The European Union Committee, which I chair, has scrutinised successive Governments’ policies towards the European Union, formerly the European Community, for the more than 40 years of our membership. It is not glamorous work. It is done largely by means of correspondence, supplemented by public and private meetings with Ministers and officials, and draws on the skills of highly expert Members and staff. It has teeth, thanks to the scrutiny reserve resolution. It works and it is still needed. It holds Ministers to account and acts as a vital discipline for officials, exposing and interrogating sloppy thinking, and it ensures that there is an audit trail for the many decisions taken by Ministers on our behalf in Brussels. Of course, it always leaves open the possibility that, on issues of major importance, it can make a report to the House and initiate a wider debate.
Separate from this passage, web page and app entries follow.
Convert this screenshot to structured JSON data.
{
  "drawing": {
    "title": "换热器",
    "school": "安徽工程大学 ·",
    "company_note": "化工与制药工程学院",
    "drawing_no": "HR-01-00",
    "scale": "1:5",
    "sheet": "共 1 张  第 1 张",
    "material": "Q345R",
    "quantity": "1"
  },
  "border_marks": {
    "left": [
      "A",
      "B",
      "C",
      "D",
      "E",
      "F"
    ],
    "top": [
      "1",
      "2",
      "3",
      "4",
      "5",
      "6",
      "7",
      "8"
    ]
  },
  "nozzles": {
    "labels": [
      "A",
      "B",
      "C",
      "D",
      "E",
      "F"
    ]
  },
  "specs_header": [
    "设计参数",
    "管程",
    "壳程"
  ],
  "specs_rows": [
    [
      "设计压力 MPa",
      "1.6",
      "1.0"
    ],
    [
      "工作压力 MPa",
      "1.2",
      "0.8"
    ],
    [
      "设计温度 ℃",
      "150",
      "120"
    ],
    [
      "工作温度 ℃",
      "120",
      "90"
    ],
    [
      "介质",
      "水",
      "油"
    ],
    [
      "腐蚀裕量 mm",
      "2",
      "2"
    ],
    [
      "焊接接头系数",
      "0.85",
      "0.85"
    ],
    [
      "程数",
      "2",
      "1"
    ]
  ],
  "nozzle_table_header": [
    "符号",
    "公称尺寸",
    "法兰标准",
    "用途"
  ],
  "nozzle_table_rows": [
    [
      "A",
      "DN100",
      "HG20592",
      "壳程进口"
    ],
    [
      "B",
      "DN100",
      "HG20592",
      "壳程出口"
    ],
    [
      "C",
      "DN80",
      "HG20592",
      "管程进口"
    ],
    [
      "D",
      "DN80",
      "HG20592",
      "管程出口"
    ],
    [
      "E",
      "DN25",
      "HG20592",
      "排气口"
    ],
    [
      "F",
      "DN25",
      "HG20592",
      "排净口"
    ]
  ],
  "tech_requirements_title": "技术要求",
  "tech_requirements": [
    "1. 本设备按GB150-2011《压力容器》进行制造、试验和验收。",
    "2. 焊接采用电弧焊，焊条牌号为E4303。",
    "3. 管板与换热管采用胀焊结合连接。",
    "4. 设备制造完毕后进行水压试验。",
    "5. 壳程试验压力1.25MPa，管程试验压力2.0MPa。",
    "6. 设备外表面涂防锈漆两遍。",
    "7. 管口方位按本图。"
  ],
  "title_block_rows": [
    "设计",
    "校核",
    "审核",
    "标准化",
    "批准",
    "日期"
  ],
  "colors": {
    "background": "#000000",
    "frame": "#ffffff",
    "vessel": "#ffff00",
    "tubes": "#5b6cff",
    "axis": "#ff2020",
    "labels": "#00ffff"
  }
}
That is what the House should aim for as we go into these negotiations: effective and sustained scrutiny conducted by a properly resourced and expert committee, drawing on the skills of Members and staff of the House, respecting the confidentiality of sensitive information and making reports to the House as appropriate on the key issues of principle that will undoubtedly arise, but with our emphasis throughout on fleetness of foot and flexibility rather than on covert obstructionism.

For such a scrutiny model to work, the Government will need to make a positive commitment to engaging with Parliament and to providing a steady stream of information to committees. The Secretary of State for Exiting the EU has already been helpful in indicating that Parliament will have equality of arms with the European Parliament in access to information relating to the negotiations. The noble Lord, Lord Bridges of Headley, has also been enormously courteous and generous in talking to Members across the House and listening to their concerns, and I would like to take this opportunity to express my personal thanks to him. But I hope he will agree with me that it is time now to focus our efforts on how we can all, working together, make a success of Brexit.

In conclusion, effective, engaged parliamentary scrutiny is not a threat to Brexit or the national decision. It is, or should be, the Government’s candid friend, and the best way to ensure an outcome that commands parliamentary and public support and that works to our benefit. I look forward to the debate and to the Minister’s response.